The theatre degree programs for undergraduate students in the School of Theatre, Film & Television are as follows:
BFA in Theatre Production
Note: Assessments do not include the following programs:
The BFA in Theatre Production History and Dramaturgy track is currently without a faculty director and the future of the track is under review.
The BA in Theatre Teacher Certification option is not included in the assessment since the degree has been closed.
All undergraduate theatre degrees share common student learning outcomes. Students with degrees in theatre will be able to:
- Analyze and interpret dramatic language, characterization, images, sound and spectacle.
- Research and analyze the traditional and cultural dimensions of theatre, both historical and contemporary.
- Demonstrate the ability to express ideas in writing clearly with attention to style, spelling and grammar, as well as clarity and accuracy.
Assessment Activity, Findings, Changes in Response to Findings
Course embedded evaluations of students’ work
The faculty has identified three required courses that embody the common student learning outcomes. Students in freshman year complete TAR 145: Principles of Dramatic Structure. In the sophomore – senior years, students are required to complete at least one of the theatre history courses, TAR 342,343,342.
Each course requires a final assignment designed to match departmental learning outcomes. This post-writing assessment, tied to the scoring rubrics used to determine student grades in each course, will demonstrate student’s progress in the development of these skills across the major.

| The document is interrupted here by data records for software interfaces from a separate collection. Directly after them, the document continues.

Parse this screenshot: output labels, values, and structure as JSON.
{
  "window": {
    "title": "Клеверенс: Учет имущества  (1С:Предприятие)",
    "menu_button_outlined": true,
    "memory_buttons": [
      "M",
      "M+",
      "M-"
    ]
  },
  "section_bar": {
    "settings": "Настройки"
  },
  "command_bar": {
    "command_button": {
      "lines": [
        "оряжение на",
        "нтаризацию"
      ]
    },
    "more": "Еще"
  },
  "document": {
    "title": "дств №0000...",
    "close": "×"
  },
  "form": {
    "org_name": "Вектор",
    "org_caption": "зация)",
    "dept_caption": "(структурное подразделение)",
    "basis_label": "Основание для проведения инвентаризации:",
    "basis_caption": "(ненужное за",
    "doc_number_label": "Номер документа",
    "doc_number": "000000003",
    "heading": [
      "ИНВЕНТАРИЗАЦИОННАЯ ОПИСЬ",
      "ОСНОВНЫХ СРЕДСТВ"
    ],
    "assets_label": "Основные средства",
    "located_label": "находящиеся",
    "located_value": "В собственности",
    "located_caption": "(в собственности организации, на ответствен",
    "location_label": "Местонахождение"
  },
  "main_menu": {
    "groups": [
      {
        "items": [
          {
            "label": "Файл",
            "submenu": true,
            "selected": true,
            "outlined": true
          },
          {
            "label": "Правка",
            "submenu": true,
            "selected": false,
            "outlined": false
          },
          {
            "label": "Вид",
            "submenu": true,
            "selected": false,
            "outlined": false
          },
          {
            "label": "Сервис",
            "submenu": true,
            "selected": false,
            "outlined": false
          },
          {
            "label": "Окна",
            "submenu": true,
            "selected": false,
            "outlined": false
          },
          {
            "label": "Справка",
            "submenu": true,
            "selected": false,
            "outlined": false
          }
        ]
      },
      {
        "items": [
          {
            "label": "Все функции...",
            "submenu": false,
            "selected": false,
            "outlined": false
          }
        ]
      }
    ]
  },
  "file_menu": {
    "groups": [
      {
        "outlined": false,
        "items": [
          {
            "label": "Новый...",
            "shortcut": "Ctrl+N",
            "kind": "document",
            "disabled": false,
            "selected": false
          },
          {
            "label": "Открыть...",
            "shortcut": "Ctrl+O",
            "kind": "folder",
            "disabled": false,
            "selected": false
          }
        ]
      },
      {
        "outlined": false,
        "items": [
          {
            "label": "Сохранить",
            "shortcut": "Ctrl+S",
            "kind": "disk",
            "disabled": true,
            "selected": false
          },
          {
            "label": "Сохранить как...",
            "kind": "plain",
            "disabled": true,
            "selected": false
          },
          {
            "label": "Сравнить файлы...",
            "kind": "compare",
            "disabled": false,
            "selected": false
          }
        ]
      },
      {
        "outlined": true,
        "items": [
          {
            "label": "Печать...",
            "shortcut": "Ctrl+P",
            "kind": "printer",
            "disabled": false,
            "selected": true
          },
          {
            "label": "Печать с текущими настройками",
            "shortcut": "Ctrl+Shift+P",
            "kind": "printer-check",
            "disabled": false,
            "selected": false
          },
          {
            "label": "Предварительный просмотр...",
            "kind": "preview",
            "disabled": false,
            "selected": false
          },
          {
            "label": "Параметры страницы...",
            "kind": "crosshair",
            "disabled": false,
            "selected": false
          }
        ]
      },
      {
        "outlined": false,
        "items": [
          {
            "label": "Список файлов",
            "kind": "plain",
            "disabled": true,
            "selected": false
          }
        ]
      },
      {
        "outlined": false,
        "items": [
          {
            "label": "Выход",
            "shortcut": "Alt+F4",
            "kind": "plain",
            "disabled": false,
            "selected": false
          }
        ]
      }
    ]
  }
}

This can be used as a direct measure of student achievement. At least one assessment activity in each course aligns with the identified student learning outcomes and provides a measure of the student’s achievement.
In the assignment, student demonstrates:
Final projects in the sample courses will be critiqued on a scale of 0-4 (to match the means by which grade point averages are calculated) with 0 indicating “auto-fail” and 4 indicating mastery. Faculty can use this information collected from students’ completion of the activity to refine and improve the required core curriculum for all students and identify areas that need more attention throughout the program.